Huguette Labelle, Chair, Transparency International

Our Strategy 2015 defines the direction of the movement. All of our action is guided by six strategic priorities:

Increased empowerment of people and partners around the world to take action against corruption. We will engage with people more widely than ever before ultimately, only people can stop corruption.

More effective enforcement of laws and standards around the world and reduced impunity for corrupt acts. We will strive to enforce fair legal frameworks, ensuring there is no impunity for corruption.

Strengthened ability to work together.

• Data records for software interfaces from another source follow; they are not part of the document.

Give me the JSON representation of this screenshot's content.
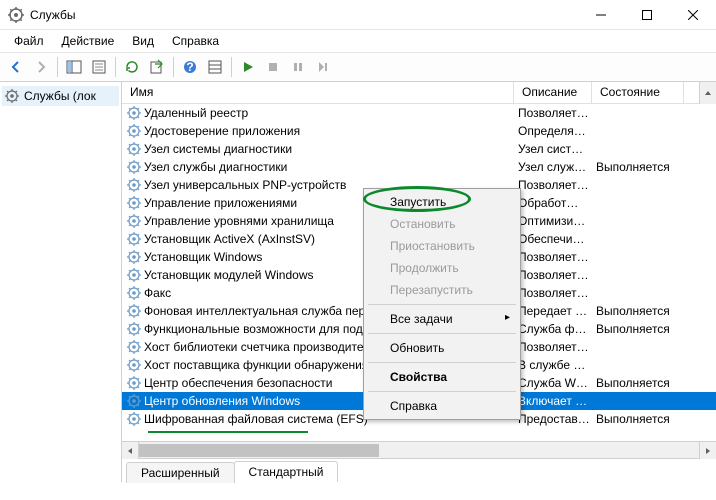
{
  "title": "Службы",
  "menu": {
    "file": "Файл",
    "action": "Действие",
    "view": "Вид",
    "help": "Справка"
  },
  "tree_root": "Службы (лок",
  "columns": {
    "name": "Имя",
    "desc": "Описание",
    "state": "Состояние"
  },
  "services": [
    {
      "name": "Удаленный реестр",
      "desc": "Позволяет…",
      "state": ""
    },
    {
      "name": "Удостоверение приложения",
      "desc": "Определя…",
      "state": ""
    },
    {
      "name": "Узел системы диагностики",
      "desc": "Узел сист…",
      "state": ""
    },
    {
      "name": "Узел службы диагностики",
      "desc": "Узел служ…",
      "state": "Выполняется"
    },
    {
      "name": "Узел универсальных PNP-устройств",
      "desc": "Позволяет…",
      "state": ""
    },
    {
      "name": "Управление приложениями",
      "desc": "Обработ…",
      "state": ""
    },
    {
      "name": "Управление уровнями хранилища",
      "desc": "Оптимизи…",
      "state": ""
    },
    {
      "name": "Установщик ActiveX (AxInstSV)",
      "desc": "Обеспечи…",
      "state": ""
    },
    {
      "name": "Установщик Windows",
      "desc": "Позволяет…",
      "state": ""
    },
    {
      "name": "Установщик модулей Windows",
      "desc": "Позволяет…",
      "state": ""
    },
    {
      "name": "Факс",
      "desc": "Позволяет…",
      "state": ""
    },
    {
      "name": "Фоновая интеллектуальная служба пере",
      "desc": "Передает …",
      "state": "Выполняется"
    },
    {
      "name": "Функциональные возможности для подк",
      "desc": "Служба ф…",
      "state": "Выполняется"
    },
    {
      "name": "Хост библиотеки счетчика производите",
      "desc": "Позволяет…",
      "state": ""
    },
    {
      "name": "Хост поставщика функции обнаружения",
      "desc": "В службе …",
      "state": ""
    },
    {
      "name": "Центр обеспечения безопасности",
      "desc": "Служба W…",
      "state": "Выполняется"
    },
    {
      "name": "Центр обновления Windows",
      "desc": "Включает …",
      "state": "",
      "selected": true
    },
    {
      "name": "Шифрованная файловая система (EFS)",
      "desc": "Предостав…",
      "state": "Выполняется"
    }
  ],
  "ctx": {
    "start": "Запустить",
    "stop": "Остановить",
    "pause": "Приостановить",
    "resume": "Продолжить",
    "restart": "Перезапустить",
    "alltasks": "Все задачи",
    "refresh": "Обновить",
    "props": "Свойства",
    "help": "Справка"
  },
  "tabs": {
    "extended": "Расширенный",
    "standard": "Стандартный"
  }
}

We will seek to expand the knowledge base of our diverse movement, promoting ever more effective anticorruption solutions which have a real impact on peoples lives.

Improved implementation of anticorruption programmes in leading institutions, businesses and the international financial system. We will ensure that commitments to stop corruption are translated into actions, enforcement and results. Higher levels of integrity demonstrated by organisations and people, especially youth and those in leadership positions around the world. We will work to secure greater commitment to integrity by both current and future generations in all aspects of public and business life.

Enhance responsiveness, presence, performance and impact at all levels. We will strengthen the individual and collective performance of all parts of our diverse movement, ensuring that we have a strong presence and anticorruption voice nationally, regionally and globally.




To find out how visit: www.transparency.org/getinvolved

Transparency International International Secretariat Alt-Moabit 96 10559 Berlin Germany Phone: +49 30 3438 200 Fax: +49 30 3470 3912 ti@transparency.org www.transparency.org facebook.com/transparencyinternational twitter.com/anticorruption blog.transparency.org